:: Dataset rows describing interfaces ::
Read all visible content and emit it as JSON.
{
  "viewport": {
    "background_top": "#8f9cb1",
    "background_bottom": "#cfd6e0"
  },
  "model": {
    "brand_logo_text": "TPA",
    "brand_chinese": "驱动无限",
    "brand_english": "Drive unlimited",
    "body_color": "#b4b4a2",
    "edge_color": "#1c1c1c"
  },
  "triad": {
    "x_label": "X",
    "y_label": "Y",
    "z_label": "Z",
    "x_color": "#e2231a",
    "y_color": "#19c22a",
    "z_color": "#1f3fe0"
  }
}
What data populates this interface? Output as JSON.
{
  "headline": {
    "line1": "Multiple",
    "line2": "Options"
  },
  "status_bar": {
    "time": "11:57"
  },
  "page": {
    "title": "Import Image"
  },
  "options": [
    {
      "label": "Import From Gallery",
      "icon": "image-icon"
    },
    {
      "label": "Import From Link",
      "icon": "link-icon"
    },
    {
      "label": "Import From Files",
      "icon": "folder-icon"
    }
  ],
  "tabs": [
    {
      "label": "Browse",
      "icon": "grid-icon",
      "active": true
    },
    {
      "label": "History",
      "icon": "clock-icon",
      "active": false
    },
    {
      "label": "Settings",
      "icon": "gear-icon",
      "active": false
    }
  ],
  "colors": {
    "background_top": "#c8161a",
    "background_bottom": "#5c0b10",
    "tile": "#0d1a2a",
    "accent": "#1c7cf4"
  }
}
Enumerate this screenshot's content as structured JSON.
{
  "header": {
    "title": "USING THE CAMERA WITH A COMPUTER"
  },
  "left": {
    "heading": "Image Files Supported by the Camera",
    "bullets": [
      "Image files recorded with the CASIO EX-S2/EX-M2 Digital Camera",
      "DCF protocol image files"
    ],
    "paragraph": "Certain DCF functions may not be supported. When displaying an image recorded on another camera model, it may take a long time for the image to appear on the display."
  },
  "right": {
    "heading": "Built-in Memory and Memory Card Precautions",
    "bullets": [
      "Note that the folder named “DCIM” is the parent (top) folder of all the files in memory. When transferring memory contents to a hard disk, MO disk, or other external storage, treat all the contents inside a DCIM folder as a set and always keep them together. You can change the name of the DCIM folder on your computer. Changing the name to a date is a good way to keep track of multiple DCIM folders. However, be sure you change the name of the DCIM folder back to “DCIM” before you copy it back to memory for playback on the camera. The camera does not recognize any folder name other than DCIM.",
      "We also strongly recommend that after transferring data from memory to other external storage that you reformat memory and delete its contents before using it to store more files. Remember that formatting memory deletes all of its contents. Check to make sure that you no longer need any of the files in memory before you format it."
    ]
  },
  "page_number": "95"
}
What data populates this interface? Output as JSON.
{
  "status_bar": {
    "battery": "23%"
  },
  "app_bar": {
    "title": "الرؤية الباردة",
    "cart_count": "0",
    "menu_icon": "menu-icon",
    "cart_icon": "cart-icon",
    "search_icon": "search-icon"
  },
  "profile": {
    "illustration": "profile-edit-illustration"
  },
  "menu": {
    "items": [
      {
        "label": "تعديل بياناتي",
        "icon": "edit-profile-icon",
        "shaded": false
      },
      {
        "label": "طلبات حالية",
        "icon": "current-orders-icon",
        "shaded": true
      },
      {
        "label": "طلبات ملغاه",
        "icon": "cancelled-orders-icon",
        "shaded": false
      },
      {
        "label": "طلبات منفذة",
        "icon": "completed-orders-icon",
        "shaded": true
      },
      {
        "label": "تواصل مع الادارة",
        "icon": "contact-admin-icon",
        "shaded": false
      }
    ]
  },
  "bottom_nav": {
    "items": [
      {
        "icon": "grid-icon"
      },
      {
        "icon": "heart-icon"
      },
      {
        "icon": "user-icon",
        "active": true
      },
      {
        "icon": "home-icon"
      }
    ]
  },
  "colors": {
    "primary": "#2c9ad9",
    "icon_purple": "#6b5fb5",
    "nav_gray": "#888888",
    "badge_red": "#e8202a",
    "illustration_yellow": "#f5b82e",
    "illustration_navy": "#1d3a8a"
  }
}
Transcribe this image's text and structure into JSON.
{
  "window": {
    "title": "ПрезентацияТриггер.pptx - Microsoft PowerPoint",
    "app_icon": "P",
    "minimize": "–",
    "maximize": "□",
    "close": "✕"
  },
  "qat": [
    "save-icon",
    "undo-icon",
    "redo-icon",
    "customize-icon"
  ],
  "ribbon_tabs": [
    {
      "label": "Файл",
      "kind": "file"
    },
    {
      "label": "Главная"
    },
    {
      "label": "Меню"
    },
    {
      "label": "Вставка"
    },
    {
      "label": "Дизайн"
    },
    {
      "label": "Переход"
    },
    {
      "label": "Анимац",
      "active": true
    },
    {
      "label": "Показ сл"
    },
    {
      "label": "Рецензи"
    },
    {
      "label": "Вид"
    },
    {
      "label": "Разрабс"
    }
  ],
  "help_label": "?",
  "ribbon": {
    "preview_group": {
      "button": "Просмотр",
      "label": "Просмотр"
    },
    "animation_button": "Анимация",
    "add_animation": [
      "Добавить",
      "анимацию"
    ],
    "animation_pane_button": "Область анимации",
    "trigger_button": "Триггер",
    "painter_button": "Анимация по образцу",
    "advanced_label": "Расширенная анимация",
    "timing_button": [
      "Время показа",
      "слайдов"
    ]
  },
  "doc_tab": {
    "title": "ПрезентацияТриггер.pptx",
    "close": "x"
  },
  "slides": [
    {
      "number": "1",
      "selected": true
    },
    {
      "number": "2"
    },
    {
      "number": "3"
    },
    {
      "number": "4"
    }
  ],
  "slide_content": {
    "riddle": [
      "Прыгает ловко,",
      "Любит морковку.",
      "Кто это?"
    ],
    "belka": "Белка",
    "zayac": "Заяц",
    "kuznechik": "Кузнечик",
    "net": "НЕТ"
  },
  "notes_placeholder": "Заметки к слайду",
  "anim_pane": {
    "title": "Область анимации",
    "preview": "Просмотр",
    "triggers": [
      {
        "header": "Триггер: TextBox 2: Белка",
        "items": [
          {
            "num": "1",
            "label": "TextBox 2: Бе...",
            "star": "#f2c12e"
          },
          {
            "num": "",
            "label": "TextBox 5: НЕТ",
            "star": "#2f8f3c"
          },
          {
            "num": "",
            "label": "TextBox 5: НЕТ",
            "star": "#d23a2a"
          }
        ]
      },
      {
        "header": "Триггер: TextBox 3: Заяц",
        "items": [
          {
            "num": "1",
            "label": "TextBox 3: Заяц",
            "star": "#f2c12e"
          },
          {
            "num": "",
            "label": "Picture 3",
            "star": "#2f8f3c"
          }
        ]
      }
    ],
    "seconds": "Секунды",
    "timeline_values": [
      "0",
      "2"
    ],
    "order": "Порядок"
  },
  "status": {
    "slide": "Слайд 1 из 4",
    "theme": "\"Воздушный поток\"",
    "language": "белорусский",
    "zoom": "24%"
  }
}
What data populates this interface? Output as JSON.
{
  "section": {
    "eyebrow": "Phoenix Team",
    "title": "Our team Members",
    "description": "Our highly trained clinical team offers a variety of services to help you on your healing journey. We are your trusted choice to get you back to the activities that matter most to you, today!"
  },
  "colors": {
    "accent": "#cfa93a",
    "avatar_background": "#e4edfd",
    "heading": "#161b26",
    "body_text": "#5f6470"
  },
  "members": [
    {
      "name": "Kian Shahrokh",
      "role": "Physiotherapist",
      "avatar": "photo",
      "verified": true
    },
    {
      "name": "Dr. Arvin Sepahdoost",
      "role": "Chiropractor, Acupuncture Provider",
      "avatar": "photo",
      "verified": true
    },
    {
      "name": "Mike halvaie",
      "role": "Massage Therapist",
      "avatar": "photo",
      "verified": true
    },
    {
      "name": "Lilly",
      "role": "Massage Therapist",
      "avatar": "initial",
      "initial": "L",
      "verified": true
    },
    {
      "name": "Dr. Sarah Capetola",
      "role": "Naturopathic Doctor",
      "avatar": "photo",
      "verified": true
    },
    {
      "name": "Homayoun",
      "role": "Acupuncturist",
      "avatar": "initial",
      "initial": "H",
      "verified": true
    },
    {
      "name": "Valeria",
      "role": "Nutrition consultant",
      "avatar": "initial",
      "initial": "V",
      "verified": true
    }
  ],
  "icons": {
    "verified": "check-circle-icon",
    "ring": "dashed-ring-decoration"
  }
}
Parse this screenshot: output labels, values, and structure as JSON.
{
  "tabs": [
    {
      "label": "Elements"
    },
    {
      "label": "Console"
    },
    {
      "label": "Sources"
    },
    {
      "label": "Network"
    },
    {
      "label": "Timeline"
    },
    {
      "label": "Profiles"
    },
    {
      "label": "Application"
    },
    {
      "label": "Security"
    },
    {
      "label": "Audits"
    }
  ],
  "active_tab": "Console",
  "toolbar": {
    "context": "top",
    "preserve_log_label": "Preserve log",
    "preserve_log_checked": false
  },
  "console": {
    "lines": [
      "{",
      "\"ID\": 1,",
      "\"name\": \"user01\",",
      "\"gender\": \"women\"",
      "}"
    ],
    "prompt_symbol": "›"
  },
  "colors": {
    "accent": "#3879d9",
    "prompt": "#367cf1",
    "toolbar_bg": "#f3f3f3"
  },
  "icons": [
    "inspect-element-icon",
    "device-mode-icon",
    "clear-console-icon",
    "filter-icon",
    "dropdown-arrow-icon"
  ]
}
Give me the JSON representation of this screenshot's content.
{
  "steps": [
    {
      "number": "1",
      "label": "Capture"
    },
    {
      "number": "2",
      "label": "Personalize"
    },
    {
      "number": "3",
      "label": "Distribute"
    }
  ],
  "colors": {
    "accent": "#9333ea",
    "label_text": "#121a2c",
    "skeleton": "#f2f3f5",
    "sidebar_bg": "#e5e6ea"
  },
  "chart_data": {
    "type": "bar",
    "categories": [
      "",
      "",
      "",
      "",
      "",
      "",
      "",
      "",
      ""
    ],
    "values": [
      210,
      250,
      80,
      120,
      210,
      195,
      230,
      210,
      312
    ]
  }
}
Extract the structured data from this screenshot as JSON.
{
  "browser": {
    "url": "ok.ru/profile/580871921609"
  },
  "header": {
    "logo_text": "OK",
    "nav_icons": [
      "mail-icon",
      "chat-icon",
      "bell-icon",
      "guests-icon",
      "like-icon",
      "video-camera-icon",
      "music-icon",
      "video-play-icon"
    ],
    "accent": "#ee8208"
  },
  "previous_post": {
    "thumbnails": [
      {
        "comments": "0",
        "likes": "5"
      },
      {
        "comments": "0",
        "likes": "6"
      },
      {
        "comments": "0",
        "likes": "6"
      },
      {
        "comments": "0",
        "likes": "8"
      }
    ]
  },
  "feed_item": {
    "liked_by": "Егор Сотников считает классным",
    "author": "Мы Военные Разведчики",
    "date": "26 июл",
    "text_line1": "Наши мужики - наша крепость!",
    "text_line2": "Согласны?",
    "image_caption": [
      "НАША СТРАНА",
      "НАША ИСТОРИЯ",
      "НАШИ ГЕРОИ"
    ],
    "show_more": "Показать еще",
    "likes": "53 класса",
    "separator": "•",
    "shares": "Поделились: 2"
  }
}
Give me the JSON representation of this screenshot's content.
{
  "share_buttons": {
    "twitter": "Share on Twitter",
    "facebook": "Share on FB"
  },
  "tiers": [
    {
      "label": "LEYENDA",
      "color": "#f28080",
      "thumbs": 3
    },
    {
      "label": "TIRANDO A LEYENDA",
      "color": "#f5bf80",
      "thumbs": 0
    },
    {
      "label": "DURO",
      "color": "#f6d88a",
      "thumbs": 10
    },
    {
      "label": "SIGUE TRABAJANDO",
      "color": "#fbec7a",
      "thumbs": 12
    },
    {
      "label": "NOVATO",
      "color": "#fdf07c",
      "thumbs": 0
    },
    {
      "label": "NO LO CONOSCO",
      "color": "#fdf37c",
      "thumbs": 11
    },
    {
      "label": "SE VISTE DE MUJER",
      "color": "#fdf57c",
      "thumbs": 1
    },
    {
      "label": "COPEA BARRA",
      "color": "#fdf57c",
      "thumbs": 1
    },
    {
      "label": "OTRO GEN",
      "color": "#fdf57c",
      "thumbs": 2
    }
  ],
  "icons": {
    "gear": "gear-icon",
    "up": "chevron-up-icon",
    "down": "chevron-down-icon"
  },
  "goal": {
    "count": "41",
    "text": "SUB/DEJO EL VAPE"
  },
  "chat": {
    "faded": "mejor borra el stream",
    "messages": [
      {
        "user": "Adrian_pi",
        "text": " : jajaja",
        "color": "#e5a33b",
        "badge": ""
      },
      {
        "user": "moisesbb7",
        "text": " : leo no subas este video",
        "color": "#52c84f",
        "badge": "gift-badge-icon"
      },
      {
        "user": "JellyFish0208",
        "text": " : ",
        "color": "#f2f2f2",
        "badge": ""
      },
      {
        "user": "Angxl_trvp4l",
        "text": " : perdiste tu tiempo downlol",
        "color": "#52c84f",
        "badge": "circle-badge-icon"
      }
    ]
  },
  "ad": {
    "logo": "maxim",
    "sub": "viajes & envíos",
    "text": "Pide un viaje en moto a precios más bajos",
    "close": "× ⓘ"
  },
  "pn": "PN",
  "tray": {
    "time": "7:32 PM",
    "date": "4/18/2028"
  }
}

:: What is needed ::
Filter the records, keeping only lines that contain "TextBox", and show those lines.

:: Task output ::
        "header": "Триггер: TextBox 2: Белка",
            "label": "TextBox 2: Бе...",
            "label": "TextBox 5: НЕТ",
            "label": "TextBox 5: НЕТ",
        "header": "Триггер: TextBox 3: Заяц",
            "label": "TextBox 3: Заяц",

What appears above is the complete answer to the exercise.